## Problem requirements
In the records below, find the line containing "Transcribe this image's", then copy that line and all lines after it, exactly, omitting every picture.

Records contained in a dataset:
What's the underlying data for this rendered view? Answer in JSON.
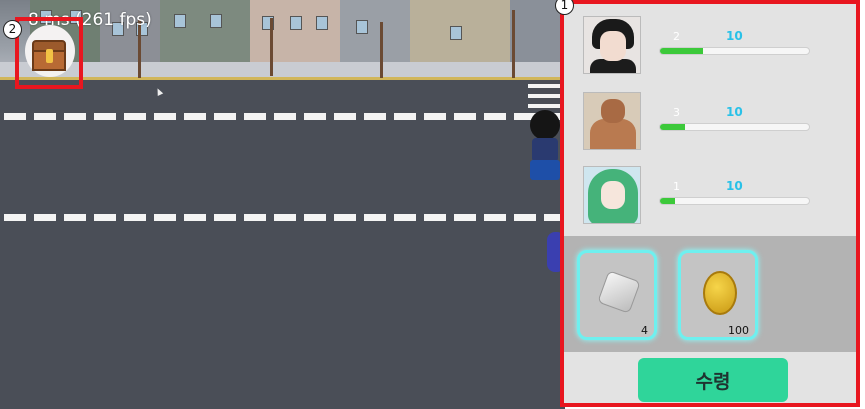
{
  "hud": {
    "fps_text": "8 ms (261 fps)",
    "markers": {
      "chest": "2",
      "panel": "1"
    }
  },
  "chest_button": {
    "icon": "treasure-chest-icon"
  },
  "heroes": [
    {
      "level": "2",
      "max_level": "10",
      "progress": 0.29,
      "portrait": "dark-haired-man-portrait"
    },
    {
      "level": "3",
      "max_level": "10",
      "progress": 0.17,
      "portrait": "muscular-brute-portrait"
    },
    {
      "level": "1",
      "max_level": "10",
      "progress": 0.1,
      "portrait": "green-haired-girl-portrait"
    }
  ],
  "inventory": [
    {
      "icon": "silver-gem-icon",
      "count": "4"
    },
    {
      "icon": "gold-coin-icon",
      "count": "100"
    }
  ],
  "receive_button": {
    "label": "수령"
  },
  "colors": {
    "accent": "#e8161f",
    "button": "#2fd59a",
    "level_blue": "#29c1e8",
    "bar_green": "#3cc93a",
    "slot_glow": "#6ef0ef"
  }
}
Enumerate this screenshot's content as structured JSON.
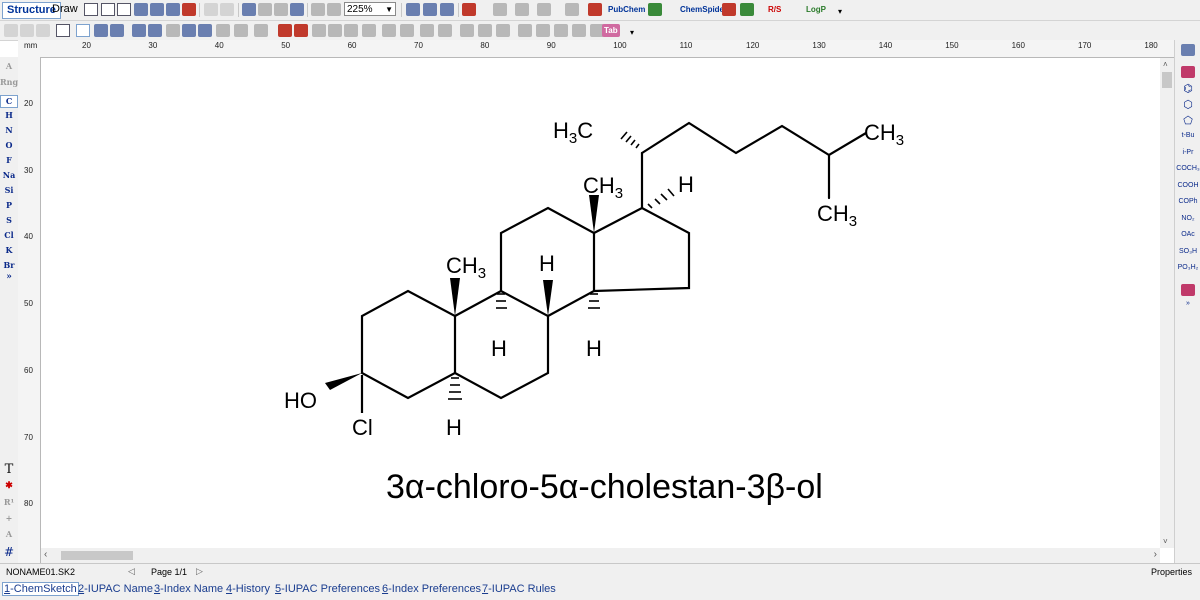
{
  "toolbar": {
    "mode_structure": "Structure",
    "mode_draw": "Draw",
    "zoom": "225%",
    "pubchem_label": "PubChem",
    "chemspider_label": "ChemSpider",
    "rs_label": "R/S",
    "logp_label": "LogP",
    "calc_label": "Tab"
  },
  "ruler": {
    "unit": "mm",
    "h_ticks": [
      "20",
      "30",
      "40",
      "50",
      "60",
      "70",
      "80",
      "90",
      "100",
      "110",
      "120",
      "130",
      "140",
      "150",
      "160",
      "170",
      "180"
    ],
    "v_ticks": [
      "20",
      "30",
      "40",
      "50",
      "60",
      "70",
      "80"
    ]
  },
  "left_panel": {
    "elements": [
      "C",
      "H",
      "N",
      "O",
      "F",
      "Na",
      "Si",
      "P",
      "S",
      "Cl",
      "K",
      "Br"
    ],
    "more": "»",
    "bottom_tools": [
      "T",
      "R¹",
      "#"
    ]
  },
  "right_panel": {
    "groups": [
      "t-Bu",
      "i-Pr",
      "COCH₃",
      "COOH",
      "COPh",
      "NO₂",
      "OAc",
      "SO₃H",
      "PO₃H₂"
    ]
  },
  "molecule": {
    "label_h3c": "H",
    "label_h3c_sub": "3",
    "label_h3c_c": "C",
    "label_ch3": "CH",
    "label_ch3_sub": "3",
    "label_h": "H",
    "label_ho": "HO",
    "label_cl": "Cl",
    "name": "3α-chloro-5α-cholestan-3β-ol"
  },
  "status": {
    "filename": "NONAME01.SK2",
    "page": "Page 1/1",
    "properties": "Properties"
  },
  "tabs": [
    {
      "num": "1",
      "label": "-ChemSketch"
    },
    {
      "num": "2",
      "label": "-IUPAC Name"
    },
    {
      "num": "3",
      "label": "-Index Name"
    },
    {
      "num": "4",
      "label": "-History"
    },
    {
      "num": "5",
      "label": "-IUPAC Preferences"
    },
    {
      "num": "6",
      "label": "-Index Preferences"
    },
    {
      "num": "7",
      "label": "-IUPAC Rules"
    }
  ]
}
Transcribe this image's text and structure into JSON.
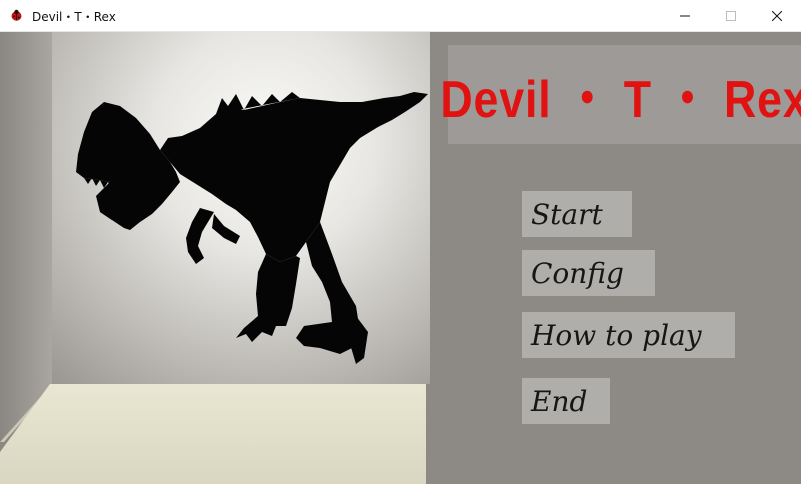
{
  "window": {
    "title": "Devil・T・Rex",
    "icon": "red-beetle-icon",
    "controls": [
      "minimize-icon",
      "maximize-icon",
      "close-icon"
    ]
  },
  "game": {
    "title": "Devil ・ T ・ Rex",
    "title_color": "#e01212",
    "menu": {
      "start": "Start",
      "config": "Config",
      "how_to_play": "How to play",
      "end": "End"
    }
  }
}
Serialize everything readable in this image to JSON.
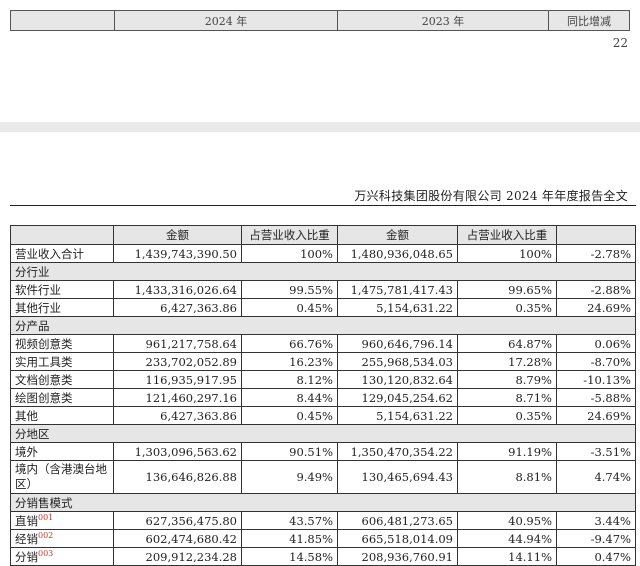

## Written solution
Transcribe this image's text and structure into JSON.
{
  "window": {
    "title": "Devil・T・Rex",
    "icon": "red-beetle-icon",
    "controls": [
      "minimize-icon",
      "maximize-icon",
      "close-icon"
    ]
  },
  "game": {
    "title": "Devil ・ T ・ Rex",
    "title_color": "#e01212",
    "menu": {
      "start": "Start",
      "config": "Config",
      "how_to_play": "How to play",
      "end": "End"
    }
  }
}
Serialize everything readable in this image to JSON.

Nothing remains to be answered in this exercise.